Yes we breed for ourselves first. We don’t breed to supply the pet market. We breed for the future of the breed. But what is the purposefully bred “job” of the Boston Terrier? Our dogs have never “non-sported”. They have the job of being a companion breed. And who is filling the homes of Boston lovers everywhere? It’s not us. It’s not those of us who care about the breed’s future. It’s those who buy breeding dogs based on having a functioning uterus or testicles, or the right color, or the right price. They search for studs for their bitches based on location and stud fee. They make excuses for not fully health testing, essentially saying that breeding healthy dogs is just for show breeders. It’s those who have so many litters and such a short waiting list that they’re advertising puppies on Facebook and they’re scrapping with other backyard breeders over buyers. That is whose hands we rest our breed in when we close that box around ourselves and fellow show breeders. And we see what most have done with that responsibility. Owners on pet forums think a 40 lb blue dog with a long tail and floppy ears and Boston markings is what they’re supposed to look like. Many no longer know what a well bred Boston should look like because the social media pages are loaded with poorly bred dogs who are often mixes resulting from hung papers. And here we are shaming our fellow breeders into hiding the production of a gorgeous well bred litter.

I can’t say what the solution to the lack of available well bred puppies is. Personally I cannot increase litters or dogs, and don’t know many who can. But if someone CAN, maybe we should lay off the mud slinging so they’re not afraid to? Maybe we should open up the box and let ourselves out? And maybe when we see a non-show breeder who is fully health testing and trying to do right in their breeding program, we can encourage them to continue to do so, invite them to shows, not shame them for not showing. Lumping non show breeders who breed responsibly into the same category as irresponsible breeders does nothing to elevate the breed. Neither does reducing a fellow show breeder’s status to “puppy mill”. I think instead we need to look to elevate other good breeders. And to elevate each other.

Jani Martin is an avid breeder and exhibitor of AKC Champion Boston Terriers. She is best known for dispelling myths, untruths and common misconceptions regarding the Boston Terrier breed, always insisting on facts backed by good research. One of her most notable projects was creating and publishing the website “Colored Boston Terrier Truths” ( ) which delves into the facts about color focused breeding in the Boston Terrier. She’s rarely afraid to voice an opinion, but every opinion that is written is truthful and sincere, even if it not popular.

The Writer – Jani Martin

Here is where I’m supposed to write about myself and give my readers a reason to value my opinion based upon my experience and “credentials” in the Boston Terrier and/or Dog world.
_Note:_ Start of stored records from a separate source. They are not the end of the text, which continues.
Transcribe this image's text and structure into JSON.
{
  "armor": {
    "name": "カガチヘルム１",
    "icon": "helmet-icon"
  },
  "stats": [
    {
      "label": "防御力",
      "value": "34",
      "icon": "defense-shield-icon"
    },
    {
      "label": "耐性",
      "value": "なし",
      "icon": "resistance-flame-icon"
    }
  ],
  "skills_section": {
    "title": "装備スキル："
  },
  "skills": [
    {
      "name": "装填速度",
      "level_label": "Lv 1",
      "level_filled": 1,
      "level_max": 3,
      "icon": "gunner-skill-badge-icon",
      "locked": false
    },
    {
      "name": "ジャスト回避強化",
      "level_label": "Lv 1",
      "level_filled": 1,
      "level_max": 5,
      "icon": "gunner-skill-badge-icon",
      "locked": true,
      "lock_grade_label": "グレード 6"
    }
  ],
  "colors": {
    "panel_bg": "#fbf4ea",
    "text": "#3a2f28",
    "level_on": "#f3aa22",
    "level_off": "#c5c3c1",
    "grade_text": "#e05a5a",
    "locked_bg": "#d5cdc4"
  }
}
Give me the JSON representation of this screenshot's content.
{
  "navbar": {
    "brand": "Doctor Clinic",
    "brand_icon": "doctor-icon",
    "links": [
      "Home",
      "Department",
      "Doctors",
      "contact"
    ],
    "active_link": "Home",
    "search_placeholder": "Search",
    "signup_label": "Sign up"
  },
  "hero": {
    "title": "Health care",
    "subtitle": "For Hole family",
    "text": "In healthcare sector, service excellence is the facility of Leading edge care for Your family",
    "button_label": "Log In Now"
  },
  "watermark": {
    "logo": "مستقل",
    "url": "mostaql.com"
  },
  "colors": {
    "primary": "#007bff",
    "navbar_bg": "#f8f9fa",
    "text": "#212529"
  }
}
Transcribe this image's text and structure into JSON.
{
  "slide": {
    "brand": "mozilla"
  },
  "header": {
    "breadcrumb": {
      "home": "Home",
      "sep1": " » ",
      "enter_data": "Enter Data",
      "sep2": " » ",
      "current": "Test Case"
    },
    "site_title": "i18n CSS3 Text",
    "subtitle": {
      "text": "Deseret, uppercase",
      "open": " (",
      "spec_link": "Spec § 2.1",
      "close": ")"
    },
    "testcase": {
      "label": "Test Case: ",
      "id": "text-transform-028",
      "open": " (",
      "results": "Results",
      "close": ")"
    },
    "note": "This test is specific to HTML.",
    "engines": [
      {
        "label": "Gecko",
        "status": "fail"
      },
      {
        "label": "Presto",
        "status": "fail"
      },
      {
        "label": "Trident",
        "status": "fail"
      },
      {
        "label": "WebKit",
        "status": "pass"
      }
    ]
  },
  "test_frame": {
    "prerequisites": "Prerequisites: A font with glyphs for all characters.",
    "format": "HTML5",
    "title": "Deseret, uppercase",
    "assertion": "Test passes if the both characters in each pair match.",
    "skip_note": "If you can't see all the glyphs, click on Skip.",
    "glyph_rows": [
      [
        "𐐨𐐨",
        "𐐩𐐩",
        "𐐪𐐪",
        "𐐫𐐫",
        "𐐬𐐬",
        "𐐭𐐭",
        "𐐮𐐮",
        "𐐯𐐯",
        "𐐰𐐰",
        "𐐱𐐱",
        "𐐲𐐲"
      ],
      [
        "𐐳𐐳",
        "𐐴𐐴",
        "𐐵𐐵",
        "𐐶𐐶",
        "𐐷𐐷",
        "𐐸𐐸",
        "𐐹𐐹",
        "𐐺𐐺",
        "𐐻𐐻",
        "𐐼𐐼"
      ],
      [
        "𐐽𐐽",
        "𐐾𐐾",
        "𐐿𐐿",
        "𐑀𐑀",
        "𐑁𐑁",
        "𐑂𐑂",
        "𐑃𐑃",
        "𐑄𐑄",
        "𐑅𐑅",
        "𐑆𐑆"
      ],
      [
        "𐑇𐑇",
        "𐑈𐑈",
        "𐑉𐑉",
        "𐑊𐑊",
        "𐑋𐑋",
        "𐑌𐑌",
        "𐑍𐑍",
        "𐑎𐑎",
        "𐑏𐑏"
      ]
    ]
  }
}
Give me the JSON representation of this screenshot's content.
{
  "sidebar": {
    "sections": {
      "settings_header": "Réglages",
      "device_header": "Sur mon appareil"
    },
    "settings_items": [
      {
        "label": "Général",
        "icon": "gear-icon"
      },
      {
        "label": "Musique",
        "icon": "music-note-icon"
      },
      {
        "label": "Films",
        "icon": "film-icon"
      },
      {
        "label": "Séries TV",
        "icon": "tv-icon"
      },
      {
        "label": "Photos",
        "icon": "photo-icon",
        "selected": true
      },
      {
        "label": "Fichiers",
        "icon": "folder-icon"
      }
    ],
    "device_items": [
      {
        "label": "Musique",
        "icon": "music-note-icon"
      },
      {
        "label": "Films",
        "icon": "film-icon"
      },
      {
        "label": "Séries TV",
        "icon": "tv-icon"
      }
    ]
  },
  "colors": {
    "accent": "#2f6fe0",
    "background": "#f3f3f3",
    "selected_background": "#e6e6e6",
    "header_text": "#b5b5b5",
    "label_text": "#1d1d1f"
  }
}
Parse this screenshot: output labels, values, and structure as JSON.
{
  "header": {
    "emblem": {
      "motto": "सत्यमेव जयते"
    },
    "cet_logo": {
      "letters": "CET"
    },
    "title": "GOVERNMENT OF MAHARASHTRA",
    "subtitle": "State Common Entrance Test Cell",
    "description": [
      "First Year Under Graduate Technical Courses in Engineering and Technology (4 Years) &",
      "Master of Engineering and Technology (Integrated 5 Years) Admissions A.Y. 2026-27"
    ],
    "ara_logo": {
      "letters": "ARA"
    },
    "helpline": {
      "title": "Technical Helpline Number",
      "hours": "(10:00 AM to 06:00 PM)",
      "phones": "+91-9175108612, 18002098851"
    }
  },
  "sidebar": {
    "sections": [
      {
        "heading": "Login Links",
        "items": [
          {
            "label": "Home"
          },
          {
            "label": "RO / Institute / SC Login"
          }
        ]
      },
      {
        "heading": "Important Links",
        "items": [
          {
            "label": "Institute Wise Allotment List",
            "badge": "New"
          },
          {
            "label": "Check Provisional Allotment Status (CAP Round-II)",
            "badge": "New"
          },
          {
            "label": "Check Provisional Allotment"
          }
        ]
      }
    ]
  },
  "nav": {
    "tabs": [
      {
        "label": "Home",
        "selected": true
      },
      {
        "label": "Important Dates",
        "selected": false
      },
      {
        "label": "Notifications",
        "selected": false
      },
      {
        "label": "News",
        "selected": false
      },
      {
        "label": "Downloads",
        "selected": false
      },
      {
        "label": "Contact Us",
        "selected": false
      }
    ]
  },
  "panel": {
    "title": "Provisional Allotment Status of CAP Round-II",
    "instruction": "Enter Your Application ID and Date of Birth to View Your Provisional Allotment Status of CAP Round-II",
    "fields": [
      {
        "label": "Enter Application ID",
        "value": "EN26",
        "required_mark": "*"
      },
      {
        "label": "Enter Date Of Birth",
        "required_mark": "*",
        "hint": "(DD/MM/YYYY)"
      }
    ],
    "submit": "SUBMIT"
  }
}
What you’ll often find is that people seem to value opinions that resonate with their own. So my “credentials” are only worth the value each reader decides to put on them. I have listed my experience below, written awkwardly in third person, should readers wish to know more. So… enjoy. Or not. 😉

  • Jani Martin has been involved with Boston Terriers since 2006, breeding since 2007, showing since 2009. She bred her first AKC champion in 2010 and finished his title in 2012.
  • She is a member in good standing with the Boston Terrier Club of America and the Boston Terrier Club of Western Washington.
  • She researched the Boston Terriers of disqualified colors and created and maintains the website “Colored Boston Terrier Truths” ( )
  • Having been one of the first writers involved in telling the “Piper” story from 2014 to 2016, she first gained attention for her articles as “Dog Lady Rants”.
  • Jani has been a freelance writer for multiple publications, mainly the E Boston Terriers Magazine